cientists fear a new ‘Finnish’ mutation of the coronavirus is going undetected and fuelling the spread of the disease.
The discovery was made by Helsinki-based Vita Laboratories who say it’s unlikely the variant emerged in Finland, given the country’s low rate of coronavirus infection. The Scandinavian country has had 51,595 cases and 723 deaths since the pandemic began.
Dubbed “Fin-796H” the mutation is different from the strains in South Africa and the United Kingdom, the lab said in a statement.
“Vita Laboratoriot Oy and the Institute of Biotechnology at the University of Helsinki have detected a previously unknown variant of the coronavirus in a sample from southern Finland.
“Mutations in this variant make it difficult to detect in at least one of the WHO-recommended PCR tests. This discovery could have a significant impact on determining the spread of the disease,” the laboratory said.

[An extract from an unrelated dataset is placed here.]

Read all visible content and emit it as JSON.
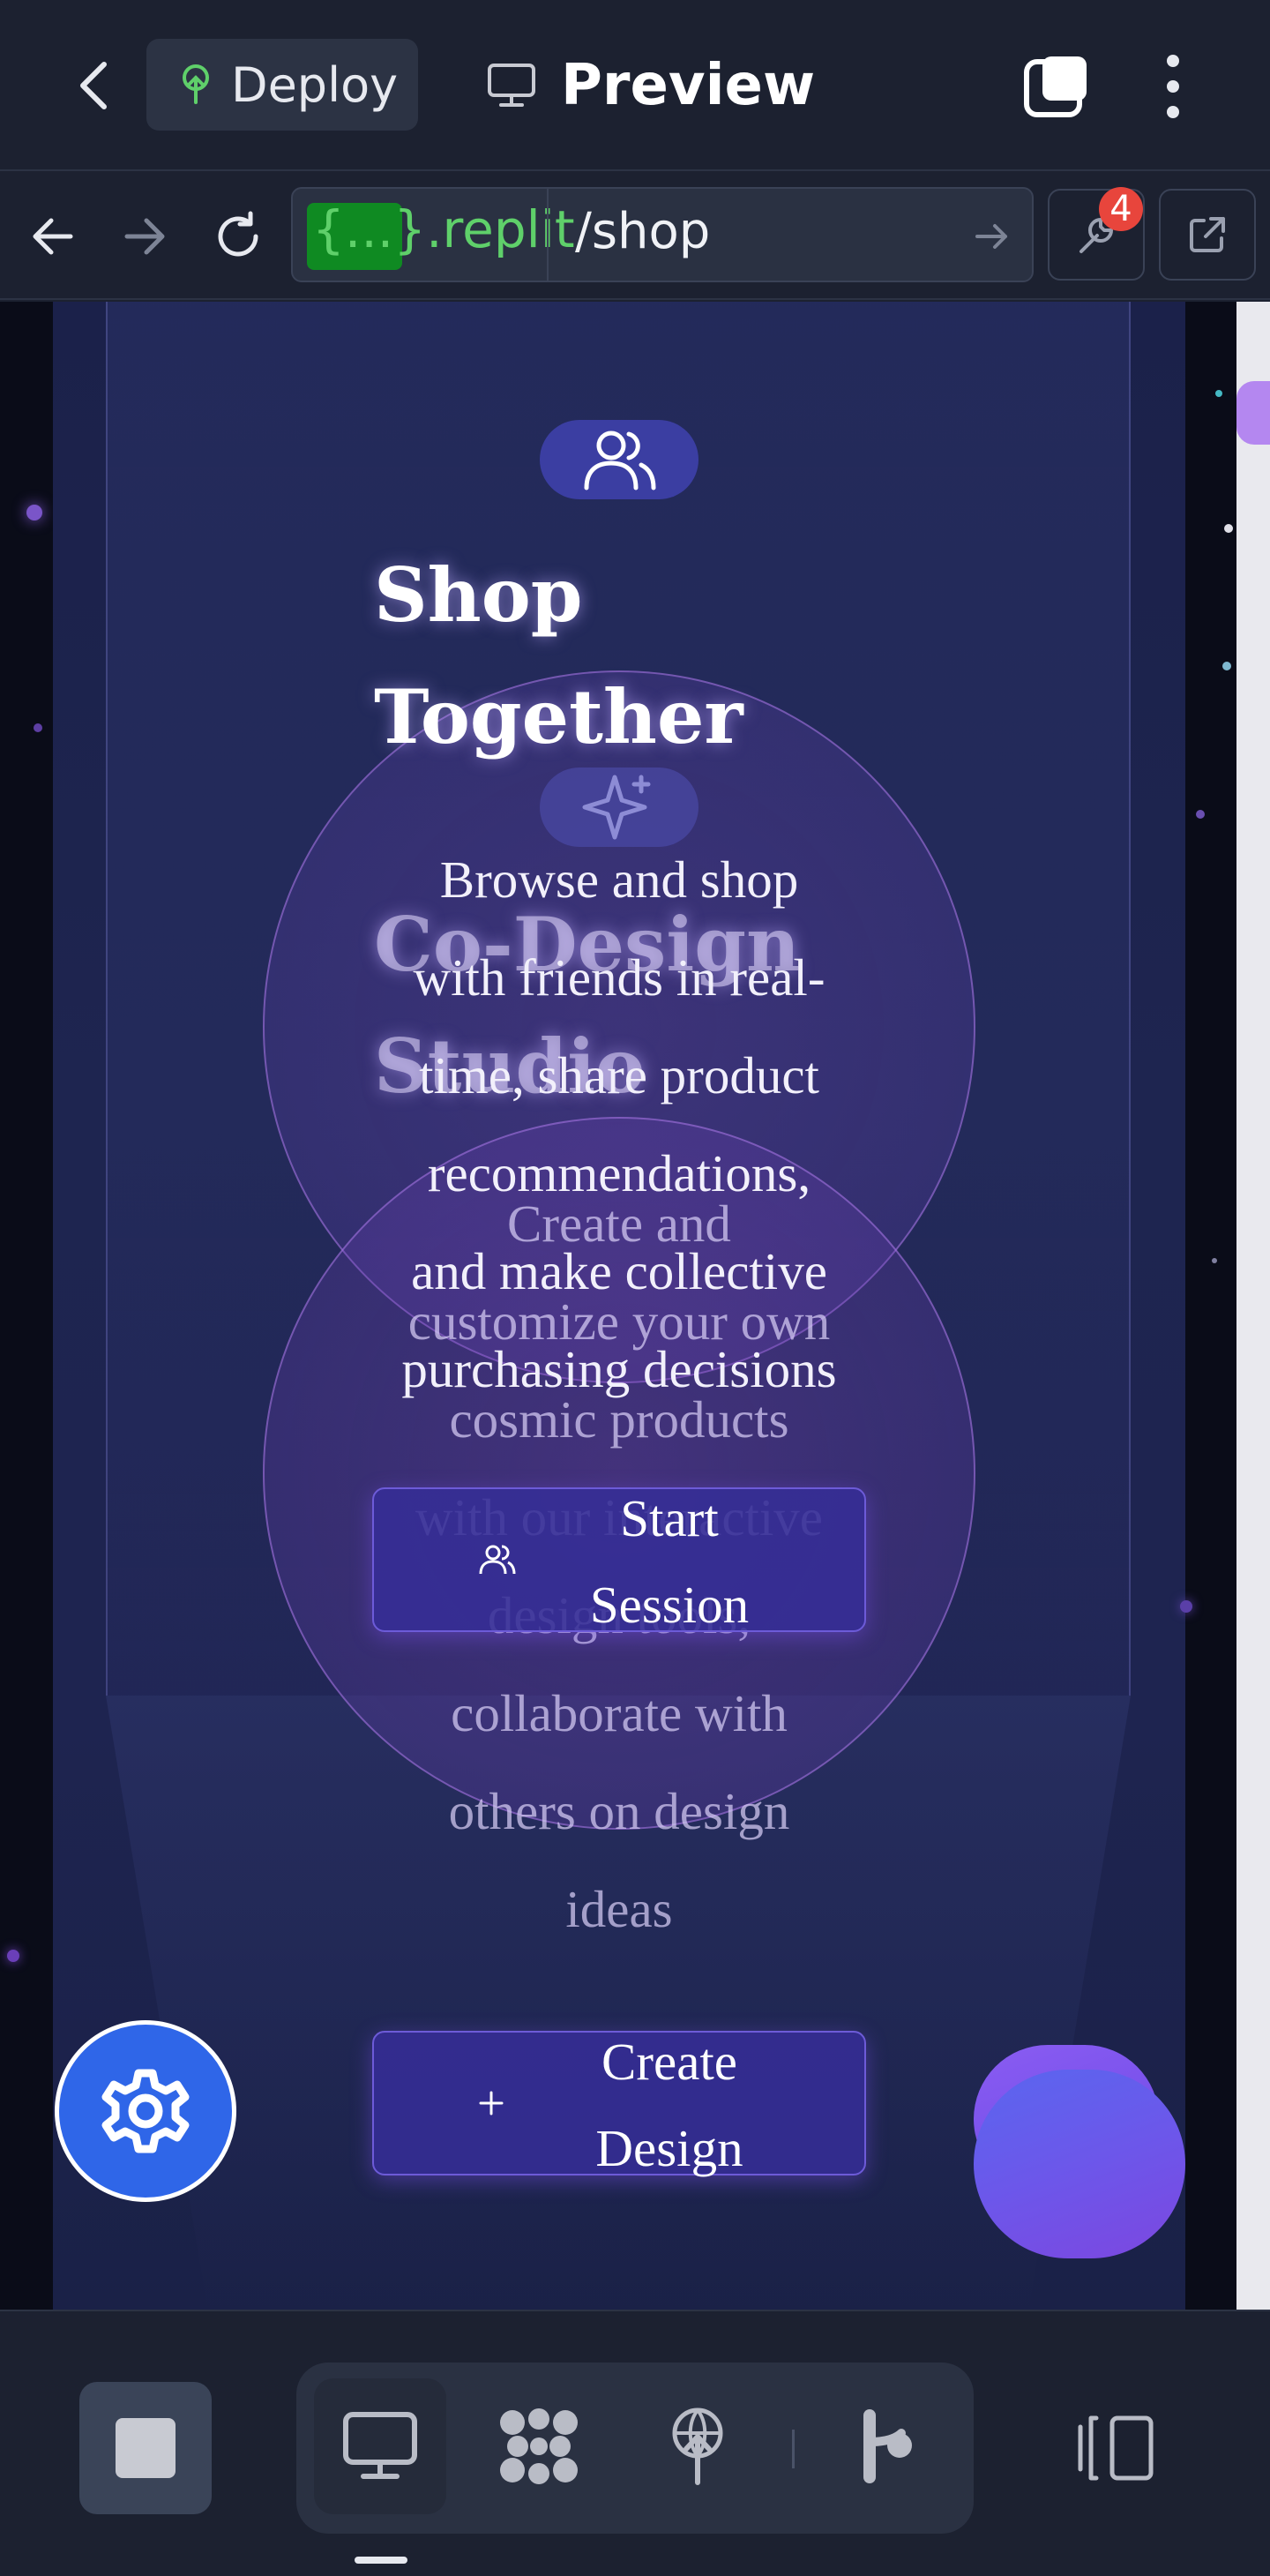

Ilkka Julkunen, Professor of Virology at the University of Turku, told local paper Yle the emergence of the variant was as yet not a major concern.
“I would not be hugely worried yet, because we do not have clear information that this new strain would be more easily transmitted or that it would affect the immune protection brought about by already having had the virus or having received a vaccination,” he said.

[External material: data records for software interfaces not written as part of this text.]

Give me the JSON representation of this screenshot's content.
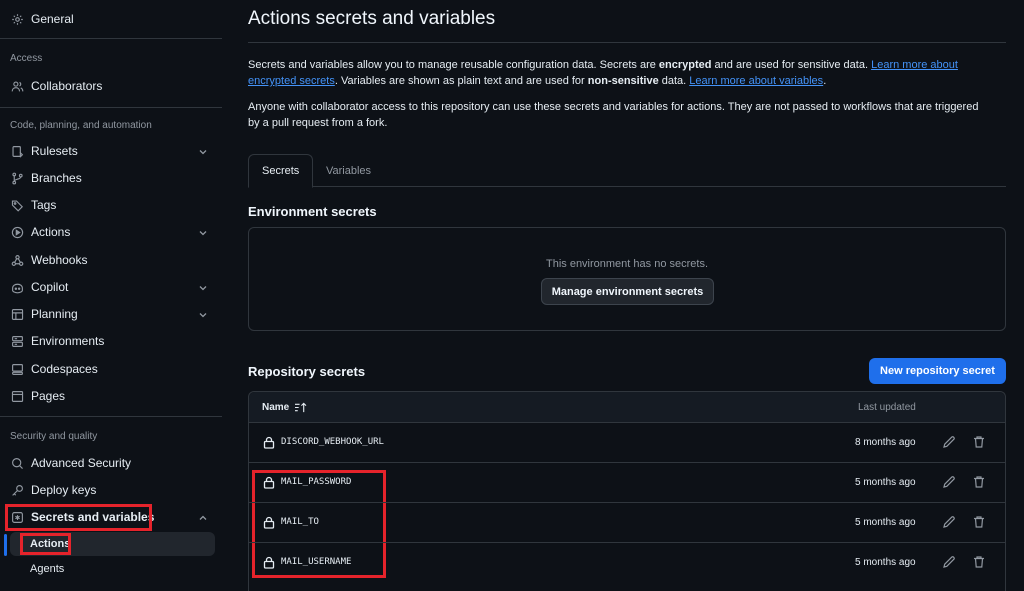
{
  "sidebar": {
    "items": [
      {
        "label": "General",
        "icon": "gear-icon"
      },
      {
        "label": "Collaborators",
        "icon": "people-icon"
      },
      {
        "label": "Rulesets",
        "icon": "repo-push-icon"
      },
      {
        "label": "Branches",
        "icon": "git-branch-icon"
      },
      {
        "label": "Tags",
        "icon": "tag-icon"
      },
      {
        "label": "Actions",
        "icon": "play-icon"
      },
      {
        "label": "Webhooks",
        "icon": "webhook-icon"
      },
      {
        "label": "Copilot",
        "icon": "copilot-icon"
      },
      {
        "label": "Planning",
        "icon": "table-icon"
      },
      {
        "label": "Environments",
        "icon": "server-icon"
      },
      {
        "label": "Codespaces",
        "icon": "codespaces-icon"
      },
      {
        "label": "Pages",
        "icon": "browser-icon"
      },
      {
        "label": "Advanced Security",
        "icon": "shield-search-icon"
      },
      {
        "label": "Deploy keys",
        "icon": "key-icon"
      },
      {
        "label": "Secrets and variables",
        "icon": "asterisk-icon"
      }
    ],
    "sections": {
      "access": "Access",
      "code": "Code, planning, and automation",
      "security": "Security and quality"
    },
    "sub_items": [
      {
        "label": "Actions"
      },
      {
        "label": "Agents"
      }
    ]
  },
  "main": {
    "title": "Actions secrets and variables",
    "desc1_a": "Secrets and variables allow you to manage reusable configuration data. Secrets are ",
    "desc1_b": "encrypted",
    "desc1_c": " and are used for sensitive data. ",
    "desc1_link1": "Learn more about encrypted secrets",
    "desc1_d": ". Variables are shown as plain text and are used for ",
    "desc1_e": "non-sensitive",
    "desc1_f": " data. ",
    "desc1_link2": "Learn more about variables",
    "desc1_g": ".",
    "desc2": "Anyone with collaborator access to this repository can use these secrets and variables for actions. They are not passed to workflows that are triggered by a pull request from a fork.",
    "tabs": [
      {
        "label": "Secrets"
      },
      {
        "label": "Variables"
      }
    ],
    "env_heading": "Environment secrets",
    "env_empty": "This environment has no secrets.",
    "env_button": "Manage environment secrets",
    "repo_heading": "Repository secrets",
    "new_button": "New repository secret",
    "table": {
      "col_name": "Name",
      "col_updated": "Last updated",
      "rows": [
        {
          "name": "DISCORD_WEBHOOK_URL",
          "updated": "8 months ago"
        },
        {
          "name": "MAIL_PASSWORD",
          "updated": "5 months ago"
        },
        {
          "name": "MAIL_TO",
          "updated": "5 months ago"
        },
        {
          "name": "MAIL_USERNAME",
          "updated": "5 months ago"
        }
      ]
    }
  },
  "colors": {
    "background": "#0d1117",
    "accent": "#1f6feb",
    "link": "#4493f8",
    "highlight": "#e5232b"
  }
}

The Department of Health announced on Thursday that additional testing and genomic sequencing will be carried out in the LS8 postcode in a bid to detect infections and control the spread of the South African variant.
It is the latest area of the country to have targeted testing set up.
People in the LS8 postcode, including parts of Harehills and the area just north of Easterly Road where the variant was found, are being “strongly encouraged” to take a test when offered, whether or not they have symptoms.